Content starts
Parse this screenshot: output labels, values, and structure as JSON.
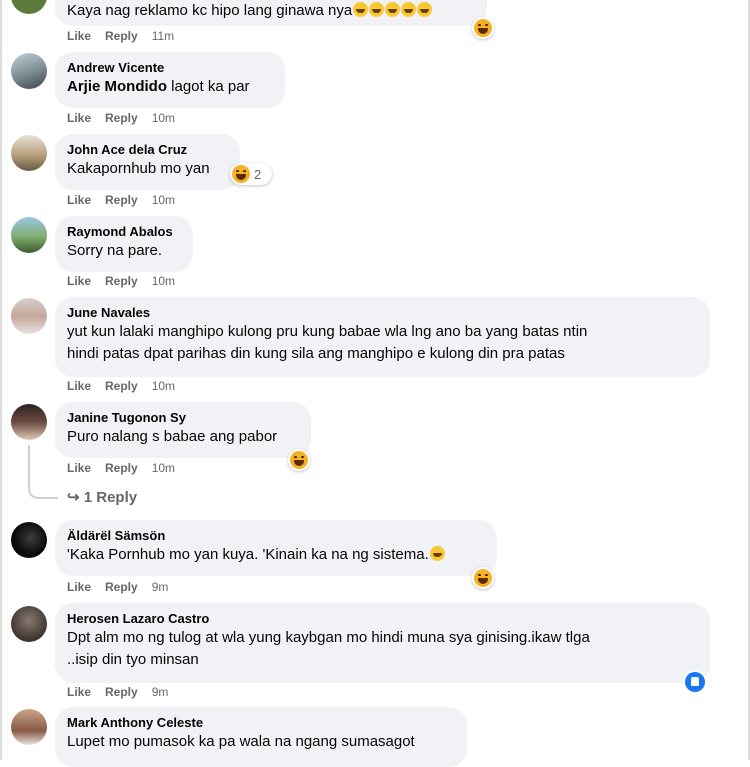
{
  "comments": [
    {
      "author": "",
      "text": "Kaya nag reklamo kc hipo lang ginawa nya",
      "like": "Like",
      "reply": "Reply",
      "time": "11m"
    },
    {
      "author": "Andrew Vicente",
      "mention": "Arjie Mondido",
      "text": " lagot ka par",
      "like": "Like",
      "reply": "Reply",
      "time": "10m"
    },
    {
      "author": "John Ace dela Cruz",
      "text": "Kakapornhub mo yan",
      "reaction_count": "2",
      "like": "Like",
      "reply": "Reply",
      "time": "10m"
    },
    {
      "author": "Raymond Abalos",
      "text": "Sorry na pare.",
      "like": "Like",
      "reply": "Reply",
      "time": "10m"
    },
    {
      "author": "June Navales",
      "text_line1": "yut kun lalaki manghipo kulong pru kung babae wla lng ano ba yang batas ntin",
      "text_line2": "hindi patas dpat parihas din kung sila ang manghipo e kulong din pra patas",
      "like": "Like",
      "reply": "Reply",
      "time": "10m"
    },
    {
      "author": "Janine Tugonon Sy",
      "text": "Puro nalang s babae ang pabor",
      "like": "Like",
      "reply": "Reply",
      "time": "10m",
      "replies_link": "1 Reply"
    },
    {
      "author": "Äldärël Sämsön",
      "text": "'Kaka Pornhub mo yan kuya. 'Kinain ka na ng sistema.",
      "like": "Like",
      "reply": "Reply",
      "time": "9m"
    },
    {
      "author": "Herosen Lazaro Castro",
      "text_line1": "Dpt alm mo ng tulog at wla yung kaybgan mo hindi muna sya ginising.ikaw tlga",
      "text_line2": "..isip din tyo minsan",
      "like": "Like",
      "reply": "Reply",
      "time": "9m"
    },
    {
      "author": "Mark Anthony Celeste",
      "text": "Lupet mo pumasok ka pa wala na ngang sumasagot"
    }
  ],
  "icons": {
    "reaction": "laugh-reaction-icon",
    "like": "like-reaction-icon",
    "reply_arrow": "reply-arrow-icon"
  },
  "colors": {
    "bubble": "#f0f2f5",
    "meta": "#65676b",
    "like_blue": "#1877f2",
    "laugh_yellow": "#f7b125"
  }
}
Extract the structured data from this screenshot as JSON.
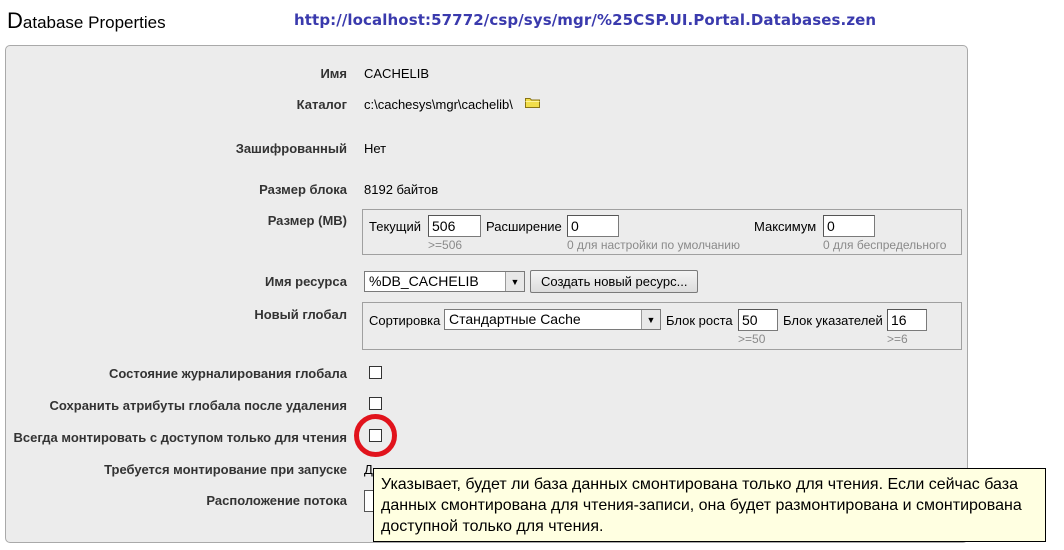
{
  "header": {
    "title_initial": "D",
    "title_rest": "atabase Properties",
    "url": "http://localhost:57772/csp/sys/mgr/%25CSP.UI.Portal.Databases.zen"
  },
  "form": {
    "name": {
      "label": "Имя",
      "value": "CACHELIB"
    },
    "directory": {
      "label": "Каталог",
      "value": "c:\\cachesys\\mgr\\cachelib\\",
      "icon": "folder-icon"
    },
    "encrypted": {
      "label": "Зашифрованный",
      "value": "Нет"
    },
    "block_size": {
      "label": "Размер блока",
      "value": "8192 байтов"
    },
    "size": {
      "label": "Размер (MB)",
      "current_label": "Текущий",
      "current_value": "506",
      "current_hint": ">=506",
      "expansion_label": "Расширение",
      "expansion_value": "0",
      "expansion_hint": "0 для настройки по умолчанию",
      "max_label": "Максимум",
      "max_value": "0",
      "max_hint": "0 для беспредельного"
    },
    "resource": {
      "label": "Имя ресурса",
      "selected": "%DB_CACHELIB",
      "create_button": "Создать новый ресурс..."
    },
    "new_global": {
      "label": "Новый глобал",
      "collation_label": "Сортировка",
      "collation_selected": "Стандартные Cache",
      "growth_label": "Блок роста",
      "growth_value": "50",
      "growth_hint": ">=50",
      "pointer_label": "Блок указателей",
      "pointer_value": "16",
      "pointer_hint": ">=6"
    },
    "journal_state": {
      "label": "Состояние журналирования глобала",
      "checked": false
    },
    "preserve_attrs": {
      "label": "Сохранить атрибуты глобала после удаления",
      "checked": false
    },
    "mount_readonly": {
      "label": "Всегда монтировать с доступом только для чтения",
      "checked": false
    },
    "mount_required": {
      "label": "Требуется монтирование при запуске",
      "value_partial": "Д"
    },
    "stream_location": {
      "label": "Расположение потока"
    }
  },
  "tooltip": {
    "text": "Указывает, будет ли база данных смонтирована только для чтения. Если сейчас база данных смонтирована для чтения-записи, она будет размонтирована и смонтирована доступной только для чтения."
  },
  "colors": {
    "url": "#3a3aad",
    "highlight": "#e1131c",
    "tooltip_bg": "#ffffe1",
    "panel_bg": "#ececec"
  }
}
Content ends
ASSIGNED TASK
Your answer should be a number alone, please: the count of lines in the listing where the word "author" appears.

WRITTEN ANSWER
9